You could be spot on re the "silly season" Kouk. Without the "grey nurse" all the villains will do is make it up with a "bullseye". It does sound like someone in Canberra needs to justify their "existence". That said, here's one for you...a guy from Magellan gave a presentation at an Aust. Shareholders Association day a few months ago. He claimed to go 12 months without using the folding stuff paying for every expense he incurred via electronic means. With the advances in technology, do we really need notes and coins?

Hans Knutzelius

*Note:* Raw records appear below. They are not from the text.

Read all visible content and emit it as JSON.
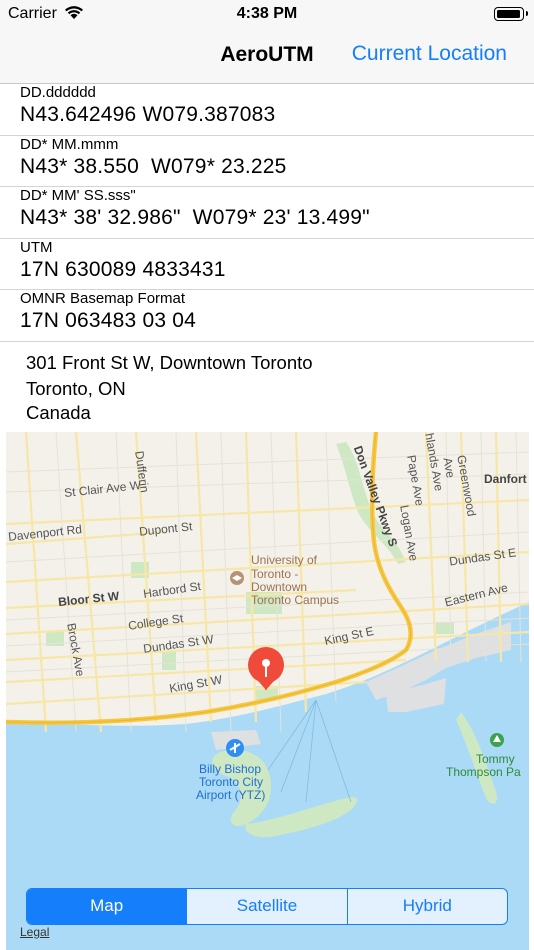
{
  "status_bar": {
    "carrier": "Carrier",
    "time": "4:38 PM",
    "battery_level": 1.0
  },
  "nav": {
    "title": "AeroUTM",
    "right_button": "Current Location"
  },
  "rows": [
    {
      "label": "DD.dddddd",
      "value": "N43.642496 W079.387083"
    },
    {
      "label": "DD* MM.mmm",
      "value": "N43* 38.550  W079* 23.225"
    },
    {
      "label": "DD* MM' SS.sss\"",
      "value": "N43* 38' 32.986\"  W079* 23' 13.499\""
    },
    {
      "label": "UTM",
      "value": "17N 630089 4833431"
    },
    {
      "label": "OMNR Basemap Format",
      "value": "17N 063483 03 04"
    }
  ],
  "address": {
    "line1": "301 Front St W,  Downtown Toronto",
    "line2": "Toronto, ON",
    "line3": "Canada"
  },
  "map": {
    "labels": {
      "dufferin": "Dufferin",
      "st_clair": "St Clair Ave W",
      "davenport": "Davenport Rd",
      "dupont": "Dupont St",
      "university": "University of",
      "university2": "Toronto -",
      "university3": "Downtown",
      "university4": "Toronto Campus",
      "harbord": "Harbord St",
      "bloor": "Bloor St W",
      "college": "College St",
      "dundas_w": "Dundas St W",
      "brock": "Brock Ave",
      "king_w": "King St W",
      "king_e": "King St E",
      "dundas_e": "Dundas St E",
      "eastern": "Eastern Ave",
      "don_valley": "Don Valley Pkwy S",
      "pape": "Pape Ave",
      "logan": "Logan Ave",
      "greenwood": "Greenwood Ave",
      "danforth": "Danfort",
      "highlands": "hlands Ave",
      "airport1": "Billy Bishop",
      "airport2": "Toronto City",
      "airport3": "Airport (YTZ)",
      "tommy1": "Tommy",
      "tommy2": "Thompson Pa"
    },
    "map_types": [
      "Map",
      "Satellite",
      "Hybrid"
    ],
    "selected_map_type": "Map",
    "legal": "Legal"
  }
}
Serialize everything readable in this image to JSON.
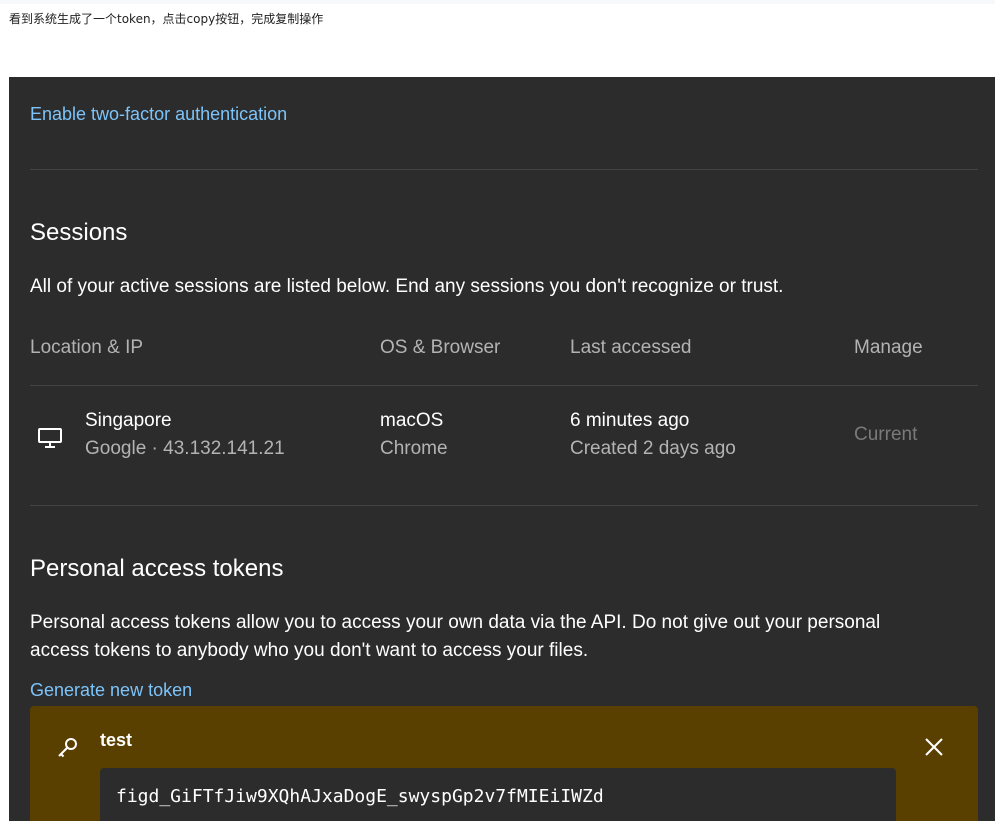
{
  "caption": "看到系统生成了一个token，点击copy按钮，完成复制操作",
  "two_factor": {
    "link_label": "Enable two-factor authentication"
  },
  "sessions": {
    "title": "Sessions",
    "description": "All of your active sessions are listed below. End any sessions you don't recognize or trust.",
    "columns": [
      "Location & IP",
      "OS & Browser",
      "Last accessed",
      "Manage"
    ],
    "rows": [
      {
        "device_icon": "monitor-icon",
        "location": "Singapore",
        "ip_line": "Google · 43.132.141.21",
        "os": "macOS",
        "browser": "Chrome",
        "last_accessed": "6 minutes ago",
        "created": "Created 2 days ago",
        "manage": "Current"
      }
    ]
  },
  "tokens": {
    "title": "Personal access tokens",
    "description_line1": "Personal access tokens allow you to access your own data via the API. Do not give out your personal",
    "description_line2": "access tokens to anybody who you don't want to access your files.",
    "generate_label": "Generate new token",
    "card": {
      "icon": "key-icon",
      "name": "test",
      "value": "figd_GiFTfJiw9XQhAJxaDogE_swyspGp2v7fMIEiIWZd",
      "close_icon": "close-icon"
    }
  },
  "colors": {
    "panel_bg": "#2c2c2c",
    "link": "#7cc4fa",
    "token_card_bg": "#5a4000",
    "divider": "#444444"
  }
}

This misses a major point.Coupled with the removal of the $100 note [and the $50 note] is the proposal to ban cash transactions above a certain level. Lets say that level is $100.Above that requires a debit card [we all use a debit card - its called an OPAL card].Large amounts of cash then become useless as no one will take them as they cannot spend large amounts - a tragedy for tax cheats - a disaster for criminals. Put yourself in the place of a drug dealer.Who will take your money? Every tax dollar someone saves themselves by using cash means you and I pay more.Maybe you are happy paying others tax. I am not.